South Carolina State MuseumEdit profile
The South Carolina State Museum, located in Columbia, South Carolina, is the largest museum in the Southeastern United States. Positioned on an old shipping canal on the Congaree River that dates back to pre- Civil War times, the museum is widely recognized as a resource for South Carolina history and lifestyle. The museum opened October 29, 1988 and is housed in what it calls its largest artifact, the former Columbia Mills Building, listed on the National Register of Historic Places in 1982. When the mill opened in 1894, manufacturing cotton duck cloth (a canvas-like material), it was the first totally-electric textile mill in the world. It was also the first major industrial installation for the General Electric corporation.
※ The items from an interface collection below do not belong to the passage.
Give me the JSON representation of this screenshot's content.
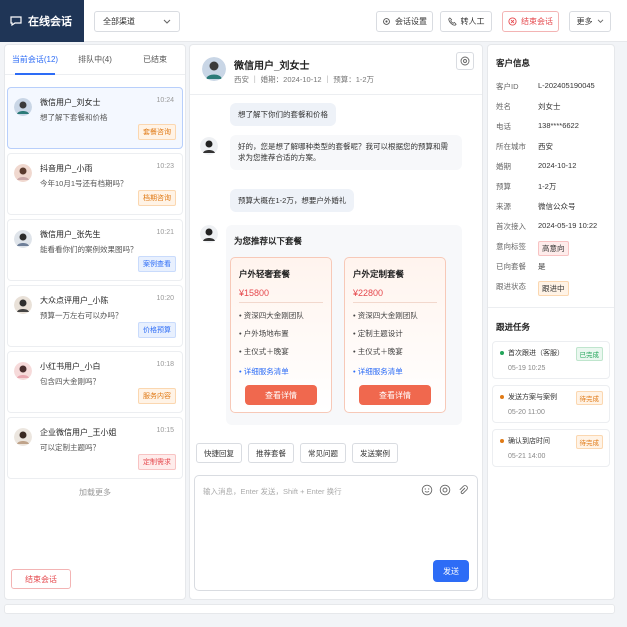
{
  "app": {
    "title": "在线会话"
  },
  "header": {
    "channel": "全部渠道",
    "settings_label": "会话设置",
    "transfer_label": "转人工",
    "end_label": "结束会话",
    "more_label": "更多"
  },
  "left": {
    "tabs": [
      "当前会话(12)",
      "排队中(4)",
      "已结束"
    ],
    "sessions": [
      {
        "name": "微信用户_刘女士",
        "time": "10:24",
        "msg": "想了解下套餐和价格",
        "badge": "套餐咨询"
      },
      {
        "name": "抖音用户_小雨",
        "time": "10:23",
        "msg": "今年10月1号还有档期吗？",
        "badge": "档期咨询"
      },
      {
        "name": "微信用户_张先生",
        "time": "10:21",
        "msg": "能看看你们的案例效果图吗？",
        "badge": "案例查看"
      },
      {
        "name": "大众点评用户_小陈",
        "time": "10:20",
        "msg": "预算一万左右可以办吗？",
        "badge": "价格预算"
      },
      {
        "name": "小红书用户_小白",
        "time": "10:18",
        "msg": "包含四大金刚吗？",
        "badge": "服务内容"
      },
      {
        "name": "企业微信用户_王小姐",
        "time": "10:15",
        "msg": "可以定制主题吗？",
        "badge": "定制需求"
      }
    ],
    "load_more": "加载更多",
    "end_button": "结束会话"
  },
  "chat": {
    "name": "微信用户_刘女士",
    "meta": "西安  ｜  婚期：2024-10-12  ｜  预算：1-2万",
    "messages": [
      "想了解下你们的套餐和价格",
      "好的，您是想了解哪种类型的套餐呢？我可以根据您的预算和需求为您推荐合适的方案。",
      "预算大概在1-2万，想要户外婚礼"
    ],
    "rec_title": "为您推荐以下套餐",
    "cards": [
      {
        "title": "户外轻奢套餐",
        "price": "¥15800",
        "features": [
          "资深四大金刚团队",
          "户外场地布置",
          "主仪式＋晚宴"
        ],
        "link": "详细服务清单",
        "button": "查看详情"
      },
      {
        "title": "户外定制套餐",
        "price": "¥22800",
        "features": [
          "资深四大金刚团队",
          "定制主题设计",
          "主仪式＋晚宴"
        ],
        "link": "详细服务清单",
        "button": "查看详情"
      }
    ],
    "quick_replies": [
      "快捷回复",
      "推荐套餐",
      "常见问题",
      "发送案例"
    ],
    "input_placeholder": "输入消息，Enter 发送，Shift + Enter 换行",
    "send_label": "发送"
  },
  "customer": {
    "title": "客户信息",
    "fields": [
      {
        "k": "客户ID",
        "v": "L-202405190045"
      },
      {
        "k": "姓名",
        "v": "刘女士"
      },
      {
        "k": "电话",
        "v": "138****6622"
      },
      {
        "k": "所在城市",
        "v": "西安"
      },
      {
        "k": "婚期",
        "v": "2024-10-12"
      },
      {
        "k": "预算",
        "v": "1-2万"
      },
      {
        "k": "来源",
        "v": "微信公众号"
      },
      {
        "k": "首次接入",
        "v": "2024-05-19 10:22"
      },
      {
        "k": "意向标签",
        "v": "高意向"
      },
      {
        "k": "已向套餐",
        "v": "是"
      },
      {
        "k": "跟进状态",
        "v": "跟进中"
      }
    ],
    "tasks_title": "跟进任务",
    "tasks": [
      {
        "name": "首次跟进（客服）",
        "time": "05-19 10:25",
        "status": "已完成"
      },
      {
        "name": "发送方案与案例",
        "time": "05-20 11:00",
        "status": "待完成"
      },
      {
        "name": "确认到店时间",
        "time": "05-21 14:00",
        "status": "待完成"
      }
    ]
  },
  "colors": {
    "accent": "#2d6cf6",
    "danger": "#e5484d",
    "warning": "#e07a16",
    "success": "#23a55a",
    "nav": "#1f3556"
  }
}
It is listed on the National Register of Historic Places. On certain levels of the museum, the original flooring has been kept intact, distinguishable by hundreds of textile brads and rings (that carried the threads during the spinning process) that became embedded in the floor while it was still being used as a mill. The museum represents four disciplines: art, cultural history, science and technology, and natural history. Exhibits include life-size replicas of the Best Friend of Charleston, the first American-built locomotive, and the H.L. Hunley, the first submarine to sink an enemy ship in combat. The second floor is notable for its recreation of a Megalodon suspended mid-air just around a corner, which has scared countless groups of young children.